I'm going the sanding route, and started wet sanding the back with 400 grit, it was taking forever so I went down to 320. It's looking really nice. I went through the finish in one small spot and it lightened up there so I learned to be more careful. I'm not going to be able to get all the imperfections out, but it already is looking and feeling much better.

Timbuck
09-27-2014, 05:09 AM
I'd be tempted to part dismantle the uke before re finishing it....remove bridge and fretboard and neck, then scrape, sand, blowlamp, paint stripper, whatever works best...But thats me ;)

Titchtheclown
09-27-2014, 05:16 AM
Sometimes just a little heat helps the scraping.

strumsilly
09-27-2014, 05:25 AM
I'd be tempted to part dismantle the uke before re finishing it....remove bridge and fretboard and neck, then scrape, sand, blowlamp, paint stripper, whatever works best...But thats me ;)
that would probably be best , but that is beyond my expertise. I did take the strings and tuners off.

Chris_H
09-28-2014, 07:23 PM
If you went through the finish and through the patina in the wood, Pandora's box may be opened already. It might be a good idea to seal up any bare wood now with the sealcoat. If you are going to refinish it, removing the bridge is a good idea.

Careful sanding...

Good luck

strumsilly
09-29-2014, 05:02 AM
the sanding went really well. it's not perfect, but it is vintage. After the 600 grit I went to buffing with meguires polishing it looks 100% better. I'm going to stop and put some strings on it for now. will post some pics when I get er done.

Chris_H
09-29-2014, 05:41 AM
Waxes like Meguires often introduce things that soak deep into the finish, and even into the wood, which, when someone in the future goes to refinish the instrument again can cause problems like fisheyes.

I use waxes on automotive finishes, but never on nitrocellulose lacquer. Maybe someone knows of waxes that are safe over nitro? I do not, but I have not researched it. Personally, I recommend keeping those waxes far away from lacquers and varnishes, and instrument finishes in general. If anyone out there knows different, please correct me.

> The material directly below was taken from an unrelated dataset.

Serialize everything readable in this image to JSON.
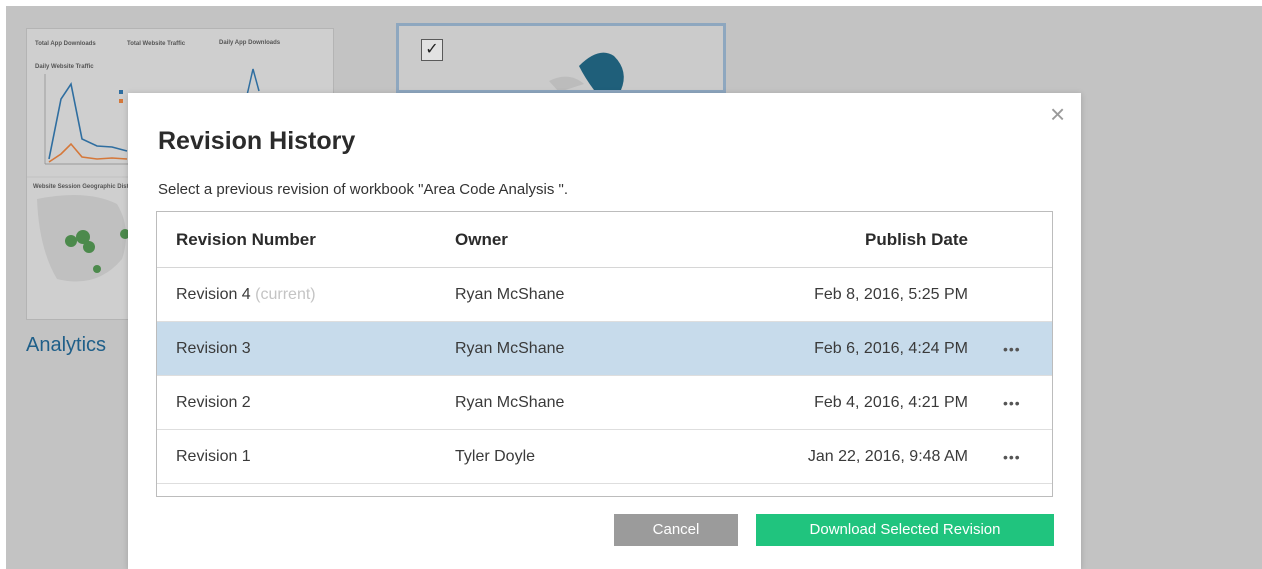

Looking at the photo posted by the OP, I would have taken the route of repairing the finish, very carefully, mostly taking care to leave the original patina of the finish and the wood intact, but smoothing the finish. Then I would have applied a couple of thin coats of something. After the Meguiar's has gone on, applying coats of finish is tempting fate.

strumsilly
09-29-2014, 06:05 AM
I used Meguiar's ultimate compound, which is a rubbing compound. I smoothed the finish by sanding , then buffed. I don't plan on doing anything else for now. It does recommend waxing after the compound, but I'll follow your advice and not wax it.

strumsilly
09-29-2014, 06:21 AM
pics...........................
713727137371374

RichM
09-29-2014, 06:32 AM
Can't speak to the technical aspects, but as far as aesthetics go, that thing looks a million percent better than it did.

Chris_H
09-29-2014, 06:46 AM
Yes, Meguairs is designed for automotive finishes on metal. Stay away from waxes on wood finishes, unless you are doing a shellac and wax finish.

I did not see your sand through in the pics. How did that look? Can you get a pic that shows the texture of the rubbed finish? Curious to see. Were you able to completely remove the sags and bubble marks?


It is difficult to see in the pics, but if you managed to remove/ reduce the previously existing flaws in the finish, and at the same time, leaving minimal trace of your work, great job! And you did not even have to pull out any finishes, nor from what I can see, mess with the existing gorgeous patina of the Mahogany. :)

strumsilly
09-29-2014, 07:09 AM
thanks for all of your advice Chris. I was not able to remove all the sags and bumps, but compared to how it looked and felt, it's lots better. One of my main goals was not to mess up the beautiful color the mahog has , very similar to a gibson baritone I once had [another member now has]I'll try to take a picture of the texture, but it is hard, you have to get just the right angle without glare. I need to go back and buff some more, but hand buffing is time consuming and I was anxious to get er playing.